2016 seems to be the year of Manuka honey. And if you haven’t yet jumped onto the bandwagon, let me tell you why you should at least consider it, and not dismiss it as just another fad.
Manuka is a shrub or small tree that grows throughout New Zealand and parts of Australia. Manuka honey piqued my interest as it has actually been studied by the scientific community, and so has some actual evidence to support it. What makes Manuka so special, and what sets it apart from other types of honey, is a chemical called methylglyoxal (MGO). MGO is what contributes to Manuka’s non-peroxide antibacterial activity, which means its antibacterial properties are much more stable and less easily broken down. The combination of MGO, phenolic compounds, and carbohydrates in Manuka are the reason bacteria have so far been unable to develop resistance to it, in contrast to single-component antibiotics (which attack bacteria in one specific way). Because of this, Manuka honey has actually been shown to work against resistant bacteria like E. coli and MRSA.
Manuka also has high antioxidant activity as it contains a high amount of phenolic compounds which have the capacity to reduce free radicals and may have a protective effect on DNA damage. This antioxidant activity, combined with the antibacterial activity and high viscosity, mean that Manuka honey is great for wound treatment, as it provides a protective layer that prevents infection from external bacteria. It also has both pro- and anti-inflammatory effects, which encourage normal healing, and stimulates immune cells in your body.
In some studies, honey has been found to shorten the duration of diarrhoea in patients, has been effective against gastritis, and can lead to increases in certain types of gut bacteria.

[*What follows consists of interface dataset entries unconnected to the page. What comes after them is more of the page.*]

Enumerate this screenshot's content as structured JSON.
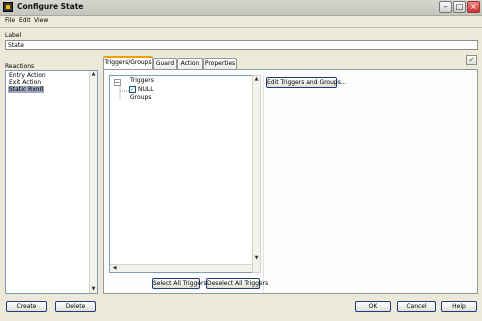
{
  "window": {
    "title": "Configure State"
  },
  "menu": {
    "items": [
      "File",
      "Edit",
      "View"
    ]
  },
  "label_section": {
    "heading": "Label",
    "value": "State"
  },
  "reactions": {
    "heading": "Reactions",
    "items": [
      "Entry Action",
      "Exit Action",
      "Static Rxn0"
    ],
    "selected_index": 2
  },
  "tabs": {
    "items": [
      "Triggers/Groups",
      "Guard",
      "Action",
      "Properties"
    ],
    "active_index": 0
  },
  "tree": {
    "triggers_label": "Triggers",
    "null_label": "NULL",
    "null_checked": true,
    "groups_label": "Groups"
  },
  "buttons": {
    "edit_triggers": "Edit Triggers and Groups...",
    "select_all": "Select All Triggers",
    "deselect_all": "Deselect All Triggers",
    "create": "Create",
    "delete": "Delete",
    "ok": "OK",
    "cancel": "Cancel",
    "help": "Help"
  },
  "icons": {
    "app": "labview-statechart-icon",
    "minimize": "minimize-icon",
    "maximize": "maximize-icon",
    "close": "close-icon",
    "apply": "checkmark-icon",
    "tree_collapse": "collapse-icon",
    "checkbox": "checkbox-icon"
  }
}
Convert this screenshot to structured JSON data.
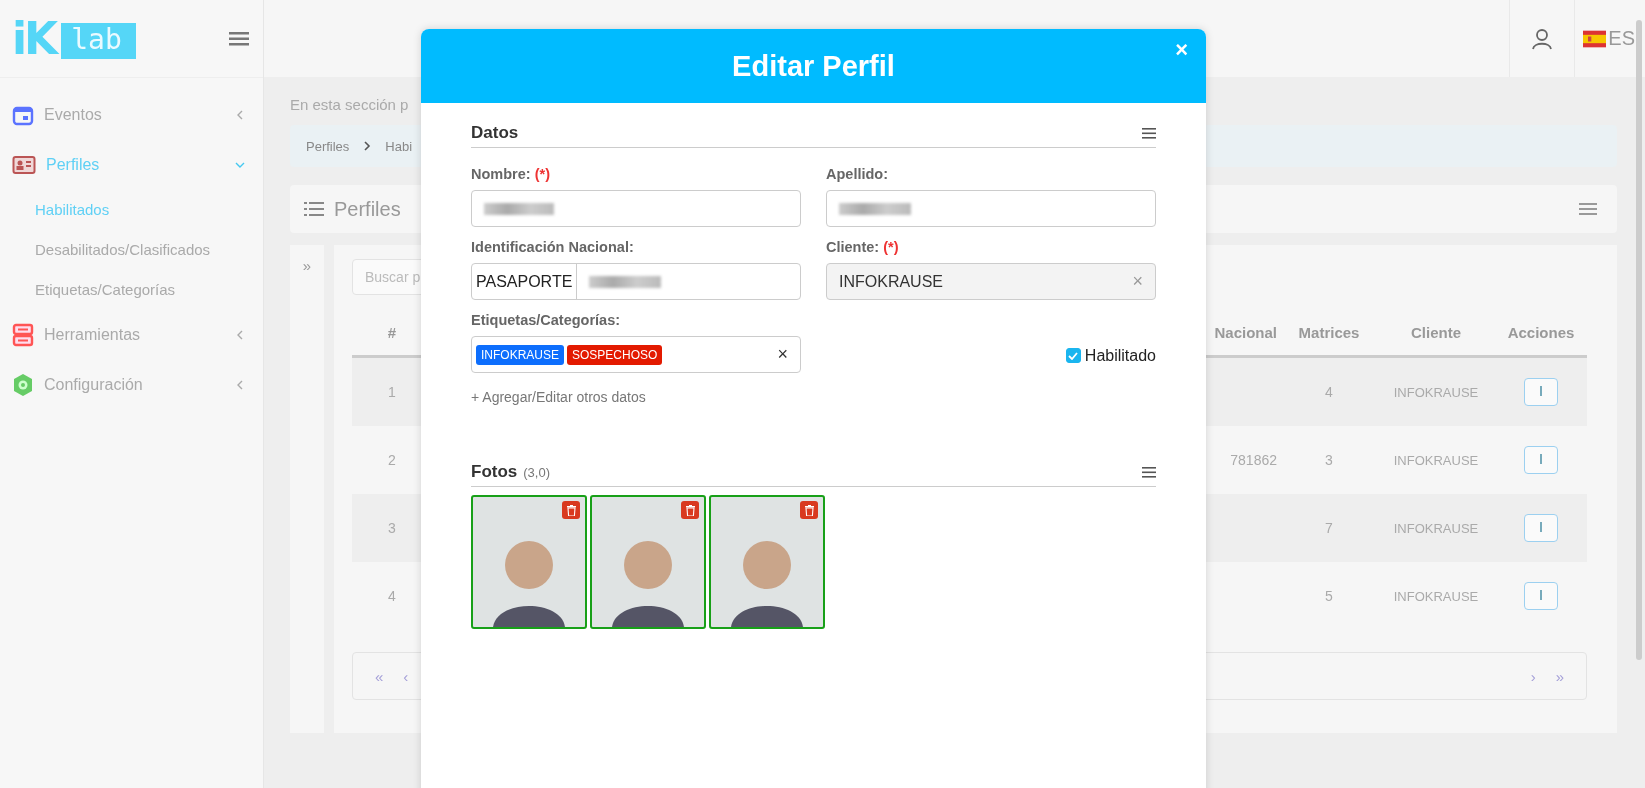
{
  "logo": {
    "mark": "iK",
    "text": "lab"
  },
  "header": {
    "language": "ES"
  },
  "sidebar": {
    "items": [
      {
        "label": "Eventos",
        "expanded": false,
        "selected": false
      },
      {
        "label": "Perfiles",
        "expanded": true,
        "selected": true,
        "children": [
          {
            "label": "Habilitados",
            "selected": true
          },
          {
            "label": "Desabilitados/Clasificados",
            "selected": false
          },
          {
            "label": "Etiquetas/Categorías",
            "selected": false
          }
        ]
      },
      {
        "label": "Herramientas",
        "expanded": false,
        "selected": false
      },
      {
        "label": "Configuración",
        "expanded": false,
        "selected": false
      }
    ]
  },
  "intro": "En esta sección p",
  "breadcrumb": [
    "Perfiles",
    "Habi"
  ],
  "panel": {
    "title": "Perfiles",
    "collapse": "»",
    "search": {
      "placeholder": "Buscar p"
    },
    "table": {
      "columns": [
        "#",
        "Nacional",
        "Matrices",
        "Cliente",
        "Acciones"
      ],
      "rows": [
        {
          "index": "1",
          "national": "",
          "matrices": "4",
          "client": "INFOKRAUSE"
        },
        {
          "index": "2",
          "national": "781862",
          "matrices": "3",
          "client": "INFOKRAUSE"
        },
        {
          "index": "3",
          "national": "",
          "matrices": "7",
          "client": "INFOKRAUSE"
        },
        {
          "index": "4",
          "national": "",
          "matrices": "5",
          "client": "INFOKRAUSE"
        }
      ]
    },
    "pagination": {
      "first": "«",
      "prev": "‹",
      "next": "›",
      "last": "»"
    }
  },
  "modal": {
    "title": "Editar Perfil",
    "close": "×",
    "datos": {
      "title": "Datos",
      "nombre": {
        "label": "Nombre:",
        "required": "(*)",
        "blurred": true
      },
      "apellido": {
        "label": "Apellido:",
        "blurred": true
      },
      "identificacion": {
        "label": "Identificación Nacional:",
        "prefix": "PASAPORTE",
        "blurred": true
      },
      "cliente": {
        "label": "Cliente:",
        "required": "(*)",
        "value": "INFOKRAUSE",
        "disabled": true,
        "clear": "×"
      },
      "etiquetas": {
        "label": "Etiquetas/Categorías:",
        "clear": "×",
        "tags": [
          {
            "label": "INFOKRAUSE",
            "color": "#0d6efd"
          },
          {
            "label": "SOSPECHOSO",
            "color": "#e31a00"
          }
        ]
      },
      "habilitado": {
        "label": "Habilitado",
        "checked": true
      },
      "more_link": "+ Agregar/Editar otros datos"
    },
    "fotos": {
      "title": "Fotos",
      "count": "(3,0)",
      "photos": [
        {
          "valid": true
        },
        {
          "valid": true
        },
        {
          "valid": true
        }
      ]
    }
  }
}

Now let’s talk beauty. The antimicrobial properties and hydrating effects of Manuka make it a great face mask or even a hair mask. In some cases it can also help with acne – win win!
Manuka honey is graded according to the MGO concentration, in mg MGO per kg of honey. The higher the MGO rating of your honey, the more effective it is, as the rating is directly proportional to the MGO activity. The benefits of Manuka start at an MGO rating of 300, or a Unique Manuka Factor (UMF) rating of 10+, so make sure to check the label before you buy!
So which grade of Manuka honey is right for you? A jar with an MGO rating of 300+ is ideal for everyday use, including for simple things like sore throats, whereas higher grade honey (800+) is recommended as more of a ‘medicinal’ food, so for example when unwell. For everyday use you could try Manuka in salad dressings, smoothies, or drizzled on porridge. I decided to try it out on some roasted vegetables – drizzling it on only once the vegetables were already cooked in order to prevent the honey’s properties from becoming lost due to excessive heat. Honey roasted carrots are well known of course, but a surprising number of vegetables go well with honey, especially the more bitter ones.
150g baby topped carrots
250g parsnips (about 2 large), quartered lengthways
200g butternut squash, peeled and diced
250g brussel sprouts, with the ends chopped off
150g cauliflower florets
1 red onion, peeled and quartered
3 cloves garlic
Salt and pepper
1 tbsp Manuka honey
1 tbsp balsamic vinegar
What to do:
- Preheat the oven to 180°C
- Prepare all the veggies and add them to a baking tray
- Peel the garlic and crush it with the side of a knife, then add to the baking tray
- Drizzle the whole tray with olive oil and season with salt and pepper. Mix it all up so everything is coated
- Place in the oven for around 30-40 mins, or until all the veggies are done
- In the meantime, mix together the honey and balsamic vinegar
- When the veggies are ready, place in a serving bowl and drizzle the dressing on top